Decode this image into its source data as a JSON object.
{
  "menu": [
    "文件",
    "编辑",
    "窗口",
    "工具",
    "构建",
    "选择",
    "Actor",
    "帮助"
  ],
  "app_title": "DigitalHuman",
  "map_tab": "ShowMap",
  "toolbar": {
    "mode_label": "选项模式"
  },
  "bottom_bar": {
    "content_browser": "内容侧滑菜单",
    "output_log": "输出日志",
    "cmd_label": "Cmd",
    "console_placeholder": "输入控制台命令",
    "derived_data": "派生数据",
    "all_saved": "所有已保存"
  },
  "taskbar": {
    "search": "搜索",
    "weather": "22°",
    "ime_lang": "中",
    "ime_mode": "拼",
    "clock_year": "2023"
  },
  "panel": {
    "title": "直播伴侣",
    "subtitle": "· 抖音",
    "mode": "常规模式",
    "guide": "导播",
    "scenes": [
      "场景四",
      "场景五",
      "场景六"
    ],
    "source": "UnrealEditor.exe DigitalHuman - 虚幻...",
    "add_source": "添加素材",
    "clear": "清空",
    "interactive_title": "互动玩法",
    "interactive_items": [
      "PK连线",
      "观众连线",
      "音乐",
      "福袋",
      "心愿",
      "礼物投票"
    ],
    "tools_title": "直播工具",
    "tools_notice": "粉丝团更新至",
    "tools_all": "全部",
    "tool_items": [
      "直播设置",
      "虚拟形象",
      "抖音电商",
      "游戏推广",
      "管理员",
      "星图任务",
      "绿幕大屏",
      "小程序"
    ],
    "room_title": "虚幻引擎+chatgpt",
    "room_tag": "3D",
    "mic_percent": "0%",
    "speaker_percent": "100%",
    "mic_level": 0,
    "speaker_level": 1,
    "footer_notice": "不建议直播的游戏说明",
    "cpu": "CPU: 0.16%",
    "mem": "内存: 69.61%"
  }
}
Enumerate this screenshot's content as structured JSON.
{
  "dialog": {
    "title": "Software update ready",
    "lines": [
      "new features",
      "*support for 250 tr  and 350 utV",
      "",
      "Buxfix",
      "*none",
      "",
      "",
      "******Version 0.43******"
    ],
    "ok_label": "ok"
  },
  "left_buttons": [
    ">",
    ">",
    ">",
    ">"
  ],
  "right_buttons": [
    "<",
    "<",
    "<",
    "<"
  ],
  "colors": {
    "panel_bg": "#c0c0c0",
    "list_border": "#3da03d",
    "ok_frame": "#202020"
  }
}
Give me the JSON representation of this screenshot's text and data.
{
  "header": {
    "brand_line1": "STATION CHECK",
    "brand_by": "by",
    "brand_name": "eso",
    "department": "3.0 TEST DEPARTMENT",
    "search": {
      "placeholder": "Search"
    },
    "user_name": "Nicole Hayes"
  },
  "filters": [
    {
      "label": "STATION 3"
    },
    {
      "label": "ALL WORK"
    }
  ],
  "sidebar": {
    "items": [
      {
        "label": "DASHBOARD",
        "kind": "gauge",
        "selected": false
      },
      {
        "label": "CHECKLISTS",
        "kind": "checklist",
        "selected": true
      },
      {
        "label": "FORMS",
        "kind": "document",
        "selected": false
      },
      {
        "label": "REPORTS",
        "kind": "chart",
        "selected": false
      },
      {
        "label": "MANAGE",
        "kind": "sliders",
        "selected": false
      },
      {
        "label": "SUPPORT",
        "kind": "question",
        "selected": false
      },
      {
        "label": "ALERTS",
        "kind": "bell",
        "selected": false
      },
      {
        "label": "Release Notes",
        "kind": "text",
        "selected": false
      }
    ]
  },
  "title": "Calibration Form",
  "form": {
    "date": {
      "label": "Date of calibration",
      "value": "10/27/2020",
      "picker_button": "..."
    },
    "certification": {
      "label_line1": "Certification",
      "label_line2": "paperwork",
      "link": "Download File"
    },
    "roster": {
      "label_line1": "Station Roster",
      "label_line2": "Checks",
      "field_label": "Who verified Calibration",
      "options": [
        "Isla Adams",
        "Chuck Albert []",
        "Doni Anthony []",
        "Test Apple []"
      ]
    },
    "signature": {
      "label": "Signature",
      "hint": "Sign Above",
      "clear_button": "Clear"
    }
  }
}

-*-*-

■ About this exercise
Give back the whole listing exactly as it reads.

■ Result
Decode this image into its source data as a JSON object.
{
  "menu": [
    "文件",
    "编辑",
    "窗口",
    "工具",
    "构建",
    "选择",
    "Actor",
    "帮助"
  ],
  "app_title": "DigitalHuman",
  "map_tab": "ShowMap",
  "toolbar": {
    "mode_label": "选项模式"
  },
  "bottom_bar": {
    "content_browser": "内容侧滑菜单",
    "output_log": "输出日志",
    "cmd_label": "Cmd",
    "console_placeholder": "输入控制台命令",
    "derived_data": "派生数据",
    "all_saved": "所有已保存"
  },
  "taskbar": {
    "search": "搜索",
    "weather": "22°",
    "ime_lang": "中",
    "ime_mode": "拼",
    "clock_year": "2023"
  },
  "panel": {
    "title": "直播伴侣",
    "subtitle": "· 抖音",
    "mode": "常规模式",
    "guide": "导播",
    "scenes": [
      "场景四",
      "场景五",
      "场景六"
    ],
    "source": "UnrealEditor.exe DigitalHuman - 虚幻...",
    "add_source": "添加素材",
    "clear": "清空",
    "interactive_title": "互动玩法",
    "interactive_items": [
      "PK连线",
      "观众连线",
      "音乐",
      "福袋",
      "心愿",
      "礼物投票"
    ],
    "tools_title": "直播工具",
    "tools_notice": "粉丝团更新至",
    "tools_all": "全部",
    "tool_items": [
      "直播设置",
      "虚拟形象",
      "抖音电商",
      "游戏推广",
      "管理员",
      "星图任务",
      "绿幕大屏",
      "小程序"
    ],
    "room_title": "虚幻引擎+chatgpt",
    "room_tag": "3D",
    "mic_percent": "0%",
    "speaker_percent": "100%",
    "mic_level": 0,
    "speaker_level": 1,
    "footer_notice": "不建议直播的游戏说明",
    "cpu": "CPU: 0.16%",
    "mem": "内存: 69.61%"
  }
}
Enumerate this screenshot's content as structured JSON.
{
  "dialog": {
    "title": "Software update ready",
    "lines": [
      "new features",
      "*support for 250 tr  and 350 utV",
      "",
      "Buxfix",
      "*none",
      "",
      "",
      "******Version 0.43******"
    ],
    "ok_label": "ok"
  },
  "left_buttons": [
    ">",
    ">",
    ">",
    ">"
  ],
  "right_buttons": [
    "<",
    "<",
    "<",
    "<"
  ],
  "colors": {
    "panel_bg": "#c0c0c0",
    "list_border": "#3da03d",
    "ok_frame": "#202020"
  }
}
Give me the JSON representation of this screenshot's text and data.
{
  "header": {
    "brand_line1": "STATION CHECK",
    "brand_by": "by",
    "brand_name": "eso",
    "department": "3.0 TEST DEPARTMENT",
    "search": {
      "placeholder": "Search"
    },
    "user_name": "Nicole Hayes"
  },
  "filters": [
    {
      "label": "STATION 3"
    },
    {
      "label": "ALL WORK"
    }
  ],
  "sidebar": {
    "items": [
      {
        "label": "DASHBOARD",
        "kind": "gauge",
        "selected": false
      },
      {
        "label": "CHECKLISTS",
        "kind": "checklist",
        "selected": true
      },
      {
        "label": "FORMS",
        "kind": "document",
        "selected": false
      },
      {
        "label": "REPORTS",
        "kind": "chart",
        "selected": false
      },
      {
        "label": "MANAGE",
        "kind": "sliders",
        "selected": false
      },
      {
        "label": "SUPPORT",
        "kind": "question",
        "selected": false
      },
      {
        "label": "ALERTS",
        "kind": "bell",
        "selected": false
      },
      {
        "label": "Release Notes",
        "kind": "text",
        "selected": false
      }
    ]
  },
  "title": "Calibration Form",
  "form": {
    "date": {
      "label": "Date of calibration",
      "value": "10/27/2020",
      "picker_button": "..."
    },
    "certification": {
      "label_line1": "Certification",
      "label_line2": "paperwork",
      "link": "Download File"
    },
    "roster": {
      "label_line1": "Station Roster",
      "label_line2": "Checks",
      "field_label": "Who verified Calibration",
      "options": [
        "Isla Adams",
        "Chuck Albert []",
        "Doni Anthony []",
        "Test Apple []"
      ]
    },
    "signature": {
      "label": "Signature",
      "hint": "Sign Above",
      "clear_button": "Clear"
    }
  }
}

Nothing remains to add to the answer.